Although hardwood floors aren’t inherently slippery, dust, dirt, wax and polishes can actually make them quite slick – especially when you’re wearing socks.  If you want to find out how to make hardwood flooring less slippery, we’ve put together a list of tips that can help reduce the danger.


Keeping your floors dust free will greatly reduce any slipperiness you might experience with your hardwood floor.  This is done simply by keeping a regular sweeping schedule.  Although at least once a day is recommended, in heavy use areas such as kitchens, you should sweep the floors every time they’re used to prepare or eat a meal.  Keeping your floor dust free is the easiest way to reduce slickness.

Door Mats

Placing door mats both inside and outside any doors leading into the house will reduce the amount of dirt and debris that gets onto the floors.  Having a shoe free house will also do wonders for your hardwood.  Slippers or indoor shoes will ensure most of the outdoor dust and dirt doesn’t get tracked throughout the house.

Area Rugs

Placing area rugs in well travelled places will give you grip where you need it most.  And although this might end up hiding portions of your beautiful hardwood floor, with strategic positioning and an interior decorator’s eye, you can end up with something perfectly functional, but also very good looking.  Just make sure the rugs have a backing that will prevent them from moving around.

Wax Residue

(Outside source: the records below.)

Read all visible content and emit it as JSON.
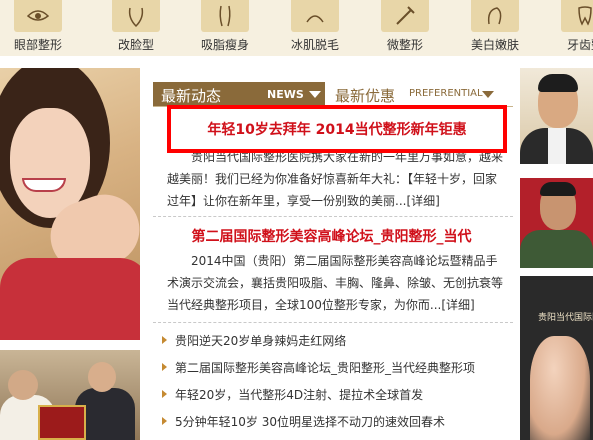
{
  "categories": [
    {
      "label": "眼部整形",
      "icon": "eye-icon"
    },
    {
      "label": "改脸型",
      "icon": "face-icon"
    },
    {
      "label": "吸脂瘦身",
      "icon": "body-icon"
    },
    {
      "label": "冰肌脱毛",
      "icon": "leg-icon"
    },
    {
      "label": "微整形",
      "icon": "injection-icon"
    },
    {
      "label": "美白嫩肤",
      "icon": "skin-icon"
    },
    {
      "label": "牙齿整",
      "icon": "tooth-icon"
    }
  ],
  "tabs": {
    "news": {
      "label": "最新动态",
      "label_en": "NEWS"
    },
    "promo": {
      "label": "最新优惠",
      "label_en": "PREFERENTIAL"
    }
  },
  "news": [
    {
      "title": "年轻10岁去拜年  2014当代整形新年钜惠",
      "summary": "贵阳当代国际整形医院携大家在新的一年里万事如意，越来越美丽！我们已经为你准备好惊喜新年大礼：【年轻十岁，回家过年】让你在新年里，享受一份别致的美丽...",
      "detail_label": "[详细]"
    },
    {
      "title": "第二届国际整形美容高峰论坛_贵阳整形_当代",
      "summary": "2014中国（贵阳）第二届国际整形美容高峰论坛暨精品手术演示交流会，襄括贵阳吸脂、丰胸、隆鼻、除皱、无创抗衰等当代经典整形项目，全球100位整形专家，为你而...",
      "detail_label": "[详细]"
    }
  ],
  "bullets": [
    "贵阳逆天20岁单身辣妈走红网络",
    "第二届国际整形美容高峰论坛_贵阳整形_当代经典整形项",
    "年轻20岁，当代整形4D注射、提拉术全球首发",
    "5分钟年轻10岁  30位明星选择不动刀的速效回春术"
  ],
  "right_column": {
    "doc3_label": "贵阳当代国际医"
  },
  "colors": {
    "accent_brown": "#8a6a3a",
    "headline_red": "#d0101a",
    "highlight_box": "#ff0000"
  }
}
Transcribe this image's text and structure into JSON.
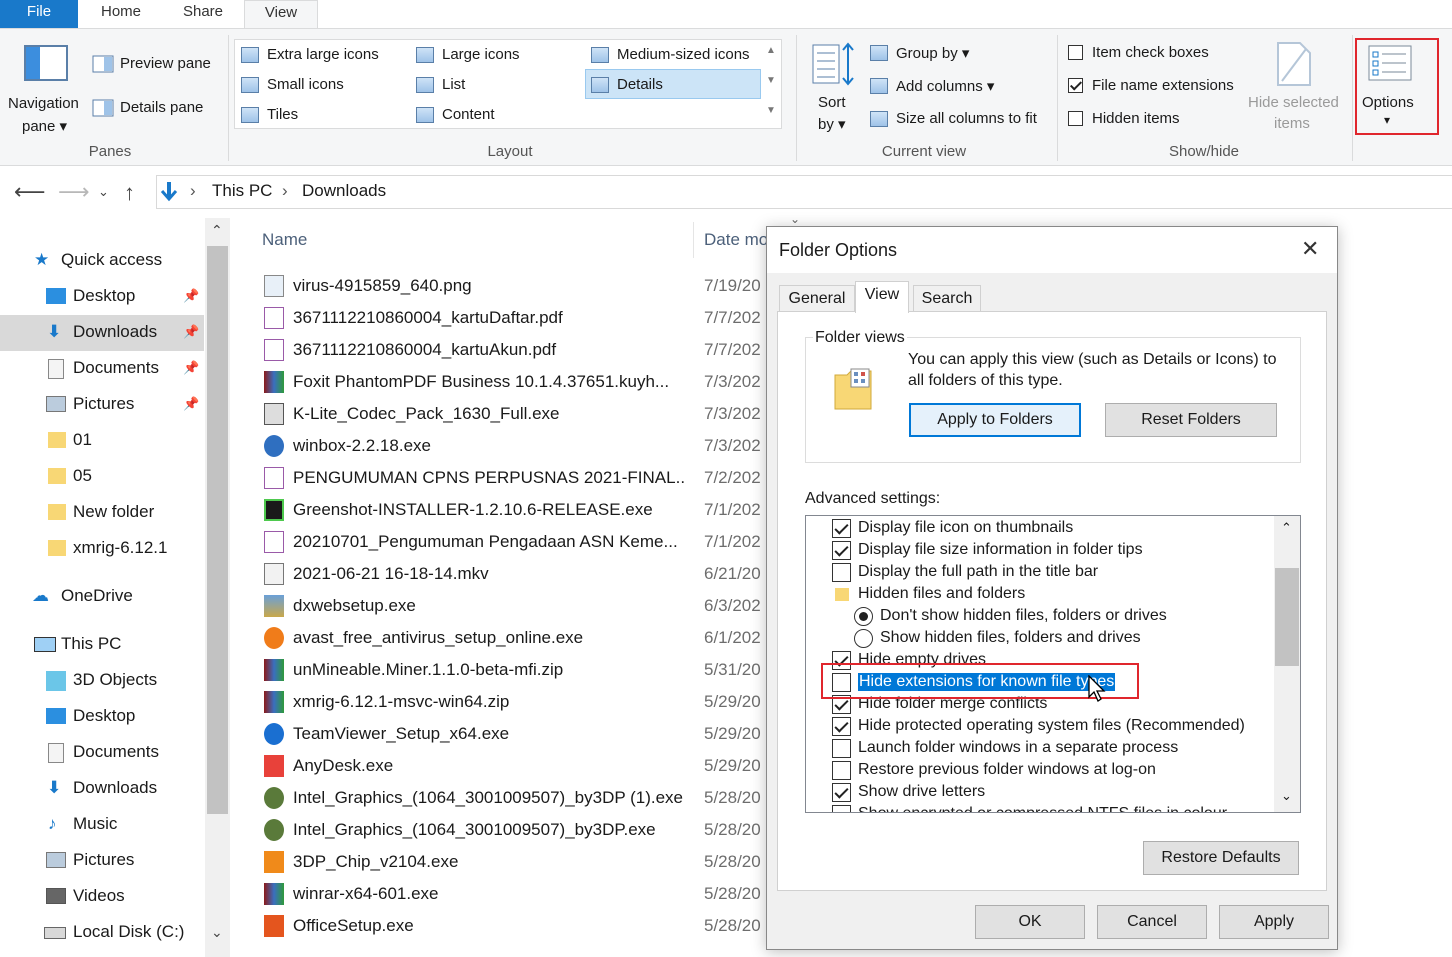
{
  "ribbon": {
    "tabs": {
      "file": "File",
      "home": "Home",
      "share": "Share",
      "view": "View"
    },
    "panes": {
      "navigation_pane": "Navigation",
      "navigation_pane_2": "pane",
      "preview_pane": "Preview pane",
      "details_pane": "Details pane",
      "group_label": "Panes"
    },
    "layout": {
      "items": [
        "Extra large icons",
        "Large icons",
        "Medium-sized icons",
        "Small icons",
        "List",
        "Details",
        "Tiles",
        "Content"
      ],
      "selected": "Details",
      "group_label": "Layout"
    },
    "current_view": {
      "sort_by": "Sort",
      "sort_by_2": "by",
      "group_by": "Group by",
      "add_columns": "Add columns",
      "size_all_columns": "Size all columns to fit",
      "group_label": "Current view"
    },
    "show_hide": {
      "item_check_boxes": "Item check boxes",
      "file_name_extensions": "File name extensions",
      "hidden_items": "Hidden items",
      "hide_selected": "Hide selected",
      "hide_selected_2": "items",
      "group_label": "Show/hide"
    },
    "options": "Options"
  },
  "address": {
    "crumbs": [
      "This PC",
      "Downloads"
    ]
  },
  "nav": {
    "quick_access": "Quick access",
    "quick_items": [
      "Desktop",
      "Downloads",
      "Documents",
      "Pictures",
      "01",
      "05",
      "New folder",
      "xmrig-6.12.1"
    ],
    "onedrive": "OneDrive",
    "this_pc": "This PC",
    "pc_items": [
      "3D Objects",
      "Desktop",
      "Documents",
      "Downloads",
      "Music",
      "Pictures",
      "Videos",
      "Local Disk (C:)"
    ]
  },
  "filelist": {
    "col_name": "Name",
    "col_date": "Date mo",
    "files": [
      {
        "name": "virus-4915859_640.png",
        "date": "7/19/20"
      },
      {
        "name": "3671112210860004_kartuDaftar.pdf",
        "date": "7/7/202"
      },
      {
        "name": "3671112210860004_kartuAkun.pdf",
        "date": "7/7/202"
      },
      {
        "name": "Foxit PhantomPDF Business 10.1.4.37651.kuyh...",
        "date": "7/3/202"
      },
      {
        "name": "K-Lite_Codec_Pack_1630_Full.exe",
        "date": "7/3/202"
      },
      {
        "name": "winbox-2.2.18.exe",
        "date": "7/3/202"
      },
      {
        "name": "PENGUMUMAN CPNS PERPUSNAS 2021-FINAL...",
        "date": "7/2/202"
      },
      {
        "name": "Greenshot-INSTALLER-1.2.10.6-RELEASE.exe",
        "date": "7/1/202"
      },
      {
        "name": "20210701_Pengumuman Pengadaan ASN Keme...",
        "date": "7/1/202"
      },
      {
        "name": "2021-06-21 16-18-14.mkv",
        "date": "6/21/20"
      },
      {
        "name": "dxwebsetup.exe",
        "date": "6/3/202"
      },
      {
        "name": "avast_free_antivirus_setup_online.exe",
        "date": "6/1/202"
      },
      {
        "name": "unMineable.Miner.1.1.0-beta-mfi.zip",
        "date": "5/31/20"
      },
      {
        "name": "xmrig-6.12.1-msvc-win64.zip",
        "date": "5/29/20"
      },
      {
        "name": "TeamViewer_Setup_x64.exe",
        "date": "5/29/20"
      },
      {
        "name": "AnyDesk.exe",
        "date": "5/29/20"
      },
      {
        "name": "Intel_Graphics_(1064_3001009507)_by3DP (1).exe",
        "date": "5/28/20"
      },
      {
        "name": "Intel_Graphics_(1064_3001009507)_by3DP.exe",
        "date": "5/28/20"
      },
      {
        "name": "3DP_Chip_v2104.exe",
        "date": "5/28/20"
      },
      {
        "name": "winrar-x64-601.exe",
        "date": "5/28/20"
      },
      {
        "name": "OfficeSetup.exe",
        "date": "5/28/20"
      }
    ]
  },
  "dialog": {
    "title": "Folder Options",
    "tabs": [
      "General",
      "View",
      "Search"
    ],
    "active_tab": "View",
    "folder_views": {
      "title": "Folder views",
      "desc": "You can apply this view (such as Details or Icons) to all folders of this type.",
      "apply_to_folders": "Apply to Folders",
      "reset_folders": "Reset Folders"
    },
    "advanced_label": "Advanced settings:",
    "settings": [
      {
        "label": "Display file icon on thumbnails",
        "kind": "checkbox",
        "checked": true
      },
      {
        "label": "Display file size information in folder tips",
        "kind": "checkbox",
        "checked": true
      },
      {
        "label": "Display the full path in the title bar",
        "kind": "checkbox",
        "checked": false
      },
      {
        "label": "Hidden files and folders",
        "kind": "folder"
      },
      {
        "label": "Don't show hidden files, folders or drives",
        "kind": "radio",
        "checked": true
      },
      {
        "label": "Show hidden files, folders and drives",
        "kind": "radio",
        "checked": false
      },
      {
        "label": "Hide empty drives",
        "kind": "checkbox",
        "checked": true
      },
      {
        "label": "Hide extensions for known file types",
        "kind": "checkbox",
        "checked": false,
        "highlighted": true
      },
      {
        "label": "Hide folder merge conflicts",
        "kind": "checkbox",
        "checked": true
      },
      {
        "label": "Hide protected operating system files (Recommended)",
        "kind": "checkbox",
        "checked": true
      },
      {
        "label": "Launch folder windows in a separate process",
        "kind": "checkbox",
        "checked": false
      },
      {
        "label": "Restore previous folder windows at log-on",
        "kind": "checkbox",
        "checked": false
      },
      {
        "label": "Show drive letters",
        "kind": "checkbox",
        "checked": true
      },
      {
        "label": "Show encrypted or compressed NTFS files in colour",
        "kind": "checkbox",
        "checked": false
      }
    ],
    "restore_defaults": "Restore Defaults",
    "ok": "OK",
    "cancel": "Cancel",
    "apply": "Apply"
  },
  "colors": {
    "accent": "#1979ca",
    "highlight_box": "#e0262d",
    "selection": "#0078d7"
  }
}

Build ups of wax or floor polish can make your hardwood flooring more slippery than it should be.  You can remove these layers by mopping with a vinegar and water solution.  Aim for one part vinegar with two parts water.  You’ll just need to make sure the mop is wrung out well to prevent excess moisture from causing problems with your floor.  If necessary, wipe up any leftover wetness.

Anti Slip Treatments

If all else fails and your floor is still too slippery for comfort, there are anti slip treatments which can be applied to hardwood.  This may require a bit of effort as it usually calls for sanding the floor back to wood base before applying the treatment.  Aside from a higher friction coefficient, these treatments will also add a layer of protection to the floor.